On the Pasts We Sometimes Deludedly Believe Have Passed
On the Pasts We Sometimes Deludedly Believe Have Passed
In a sense, those who had been defeated in the past have re-emerged as apparent victors. Their re-emergence has taken this form precisely because the past victories against them have not been final, that is, because the past does not pass easily and automatically.
Leading a right-wing coalition in Italy, neo-fascists have returned to power in the country as though fascism and Mussolini had not been defeated in the Second World War.
With the ongoing war that Russia has waged on Ukraine, there is reason to believe that Moscow intends to go back to pre-Soviet Union defeat in the Cold War. Even the dismantlement of major empires following the First World War has found figures working to negate it.
Turkish President Recep Tayyip Erdogan is perhaps the most prominent of those seeking to revert to an imperial past. The rulers of Iran are certainly the most vigorous of those seeking to establish it from zero.
At the same time, the state of affairs in contemporary Europe is an embodiment of the nation-state attempting to revolt against the victory of globalization: the European integration project was undermined by Brexit, while we see the proliferation of nationalist forces demanding an end to the trans-border Union or that it be made less effective.
These facts together, added to the resurgence of fundamentalist movements of all kinds all over the world, demonstrate that any linear trajectory of history is a fantasy equaled only by the fantasy of the end of history.
There is no such thing as total decisive victories or final absolute defeats, nor are there beginnings that end everything that preceded them or conclusions that give finality to an unregrettable passing of pasts.
Queen Elizabeth’s funeral and her son Charles’ proclamation as king, in the midst of massive crowds that attended out of their own volition, pointed to the weakness of what the British critic Raymond Williams called “residual ideology” in comparison with the “dominant” and the “emergent” consciousnesses. It is far more than mere “influence” the old cultural practices have on modern societies.
There is no doubt that these returns and resurrections derive from several intertwined factors. And there are always intertwined factors behind political phenomena (though many lean towards confiscating these phenomena and claiming that they derive from a single factor, usually a “conspiracy” orchestrated by the US or Zionism).
It is thus no longer novel to rightfully say that the way in which wealth is distributed in our world, whether within the same country or among different countries, is to a large extent responsible. By the way, Italy, where we saw the latest of these resurrections of the past, speaks to these two discrepancies.
The fact is that the matter is multifaceted; as on the one hand, there are the unfair neoliberal policies that have turned into what resembles a religious doctrine, and on the other, there is the impoverishment that arises from major economic and social changes, like that which had been created by the industrial revolution in the past and that which we see with globalization today.
However, another factor is the weakness related to the formation of some countries, be it in terms of their adoption of political democracy or aspects tied to capitalism and the market economy.
Modern Russia provides what is perhaps the clearest model for this protracted preclusion vis-à-vis modern phenomena: capitalism turned, at the hands of Boris Yeltsin, into a corrupt and shambolic oligarchy.
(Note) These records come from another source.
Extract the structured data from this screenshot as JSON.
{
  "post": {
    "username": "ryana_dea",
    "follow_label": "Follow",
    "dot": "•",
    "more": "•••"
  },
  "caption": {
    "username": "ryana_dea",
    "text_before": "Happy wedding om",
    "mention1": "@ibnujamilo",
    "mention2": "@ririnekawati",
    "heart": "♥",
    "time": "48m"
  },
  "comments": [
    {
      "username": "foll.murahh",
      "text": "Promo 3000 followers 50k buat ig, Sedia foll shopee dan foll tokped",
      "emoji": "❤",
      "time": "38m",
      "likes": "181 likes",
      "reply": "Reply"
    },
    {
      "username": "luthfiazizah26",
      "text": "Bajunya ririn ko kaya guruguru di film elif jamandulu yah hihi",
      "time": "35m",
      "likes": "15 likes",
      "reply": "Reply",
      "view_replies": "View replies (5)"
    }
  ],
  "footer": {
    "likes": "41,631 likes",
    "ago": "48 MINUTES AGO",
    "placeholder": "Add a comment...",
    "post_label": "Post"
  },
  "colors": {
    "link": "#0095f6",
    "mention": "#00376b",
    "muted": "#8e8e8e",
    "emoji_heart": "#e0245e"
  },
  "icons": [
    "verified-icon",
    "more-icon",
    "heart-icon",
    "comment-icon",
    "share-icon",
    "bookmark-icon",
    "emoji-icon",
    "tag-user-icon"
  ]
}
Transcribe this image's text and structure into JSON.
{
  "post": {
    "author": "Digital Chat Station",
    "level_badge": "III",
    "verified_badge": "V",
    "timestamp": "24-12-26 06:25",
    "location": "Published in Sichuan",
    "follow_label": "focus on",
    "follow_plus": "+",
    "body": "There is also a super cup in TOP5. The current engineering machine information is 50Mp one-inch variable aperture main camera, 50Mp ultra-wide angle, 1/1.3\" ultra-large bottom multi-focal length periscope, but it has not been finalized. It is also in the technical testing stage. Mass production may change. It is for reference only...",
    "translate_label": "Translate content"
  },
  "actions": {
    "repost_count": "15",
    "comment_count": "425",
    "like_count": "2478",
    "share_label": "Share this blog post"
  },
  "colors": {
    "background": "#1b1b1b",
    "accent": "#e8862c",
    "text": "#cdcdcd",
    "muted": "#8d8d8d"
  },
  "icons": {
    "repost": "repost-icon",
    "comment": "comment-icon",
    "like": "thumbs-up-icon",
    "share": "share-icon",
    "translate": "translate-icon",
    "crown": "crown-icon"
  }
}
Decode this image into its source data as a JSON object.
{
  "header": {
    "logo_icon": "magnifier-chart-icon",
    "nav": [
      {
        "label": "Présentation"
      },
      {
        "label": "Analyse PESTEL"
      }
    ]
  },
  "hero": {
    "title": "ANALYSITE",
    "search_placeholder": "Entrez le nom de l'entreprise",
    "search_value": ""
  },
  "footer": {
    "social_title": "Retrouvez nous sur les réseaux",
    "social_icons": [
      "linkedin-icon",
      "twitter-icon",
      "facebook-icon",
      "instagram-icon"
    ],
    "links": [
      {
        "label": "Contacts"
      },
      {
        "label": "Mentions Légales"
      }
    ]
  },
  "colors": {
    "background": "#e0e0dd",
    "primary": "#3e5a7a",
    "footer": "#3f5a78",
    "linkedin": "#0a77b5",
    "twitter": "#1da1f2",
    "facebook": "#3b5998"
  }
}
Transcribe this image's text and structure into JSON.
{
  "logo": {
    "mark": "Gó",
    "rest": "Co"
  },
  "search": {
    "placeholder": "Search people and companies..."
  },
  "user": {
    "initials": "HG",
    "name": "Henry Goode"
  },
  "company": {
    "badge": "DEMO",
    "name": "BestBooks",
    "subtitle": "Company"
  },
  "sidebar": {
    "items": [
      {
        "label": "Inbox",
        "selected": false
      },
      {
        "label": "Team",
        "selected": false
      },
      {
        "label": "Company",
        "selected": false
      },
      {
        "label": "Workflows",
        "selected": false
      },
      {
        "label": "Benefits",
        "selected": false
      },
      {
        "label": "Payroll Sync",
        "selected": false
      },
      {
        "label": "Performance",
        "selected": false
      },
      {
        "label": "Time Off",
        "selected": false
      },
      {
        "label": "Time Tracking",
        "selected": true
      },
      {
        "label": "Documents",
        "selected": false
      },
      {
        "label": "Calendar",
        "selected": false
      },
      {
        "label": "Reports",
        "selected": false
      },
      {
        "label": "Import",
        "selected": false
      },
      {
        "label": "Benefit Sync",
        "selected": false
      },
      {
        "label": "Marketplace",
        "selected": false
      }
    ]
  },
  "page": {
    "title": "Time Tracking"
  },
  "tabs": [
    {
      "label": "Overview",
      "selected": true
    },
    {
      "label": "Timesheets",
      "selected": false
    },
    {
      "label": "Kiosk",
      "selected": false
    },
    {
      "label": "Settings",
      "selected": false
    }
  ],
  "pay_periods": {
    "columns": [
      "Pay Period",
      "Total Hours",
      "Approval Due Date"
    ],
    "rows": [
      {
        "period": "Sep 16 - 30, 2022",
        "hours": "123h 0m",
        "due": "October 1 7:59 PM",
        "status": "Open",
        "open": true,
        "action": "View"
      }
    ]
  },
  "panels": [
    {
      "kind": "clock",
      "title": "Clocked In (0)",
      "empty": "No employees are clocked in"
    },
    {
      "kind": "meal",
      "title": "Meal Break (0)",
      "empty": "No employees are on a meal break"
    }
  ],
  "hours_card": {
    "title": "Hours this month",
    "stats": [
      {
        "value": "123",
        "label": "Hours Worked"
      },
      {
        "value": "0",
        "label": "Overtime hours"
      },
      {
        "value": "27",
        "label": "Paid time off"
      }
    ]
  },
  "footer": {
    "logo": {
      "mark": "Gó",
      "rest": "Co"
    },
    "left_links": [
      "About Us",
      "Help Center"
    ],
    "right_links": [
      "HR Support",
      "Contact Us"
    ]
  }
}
This came after socialism, with its great promises in 1917, was turned into a totalitarian regime that climaxed with Joseph Stalin.
If it is true that history is not just a matter of acts of will or heroic pursuits, then it is also true that the actions of despotic regimes and civil wars, which together propelled waves of millions of refugees, certainly played their part in contributing to this immense wreck.
This course, with its successful endeavors, its attempts, and its intentions, is waging several wars across the globe. In the cases where they become hopeless or run up against concrete reality, they don’t hesitate to threaten to use nuclear weapons. We see that in Russia just as we do in North Korea.
As for the times in which they triumph, they triumph by adapting to the novelties of the contemporary world and acquiescing to them, as the neo-fascist movements are doing in Italy. However, whatever the case may be, reforming democracy by making it more egalitarian and inclusive remains a necessary prerequisite for strengthening and entrenching the future, as well as for reassuring us about its capacity to withstand the challenges stemming from pasts that do not pass easily.
After the Second World War, and as part of their efforts to confront the Communist challenge in France and Italy, it was seen that this victory would be solidified by granting it a social dimension. And so, the welfare state was established, and the Marshall Plan to rebuild Europe was launched. Through this process, the future could rest assured, and this reassurance went on for four consecutive decades.
After the Cold War, the victory was tainted by neoliberalism and an openhanded willingness to overlook the rest of the world and its peoples’ aspirations for freedom as well as equality. This weakened the future further in its battle with the past. The harm of sleeping arrogantly on the silk sheets of victory does not only befall the arrogant victors.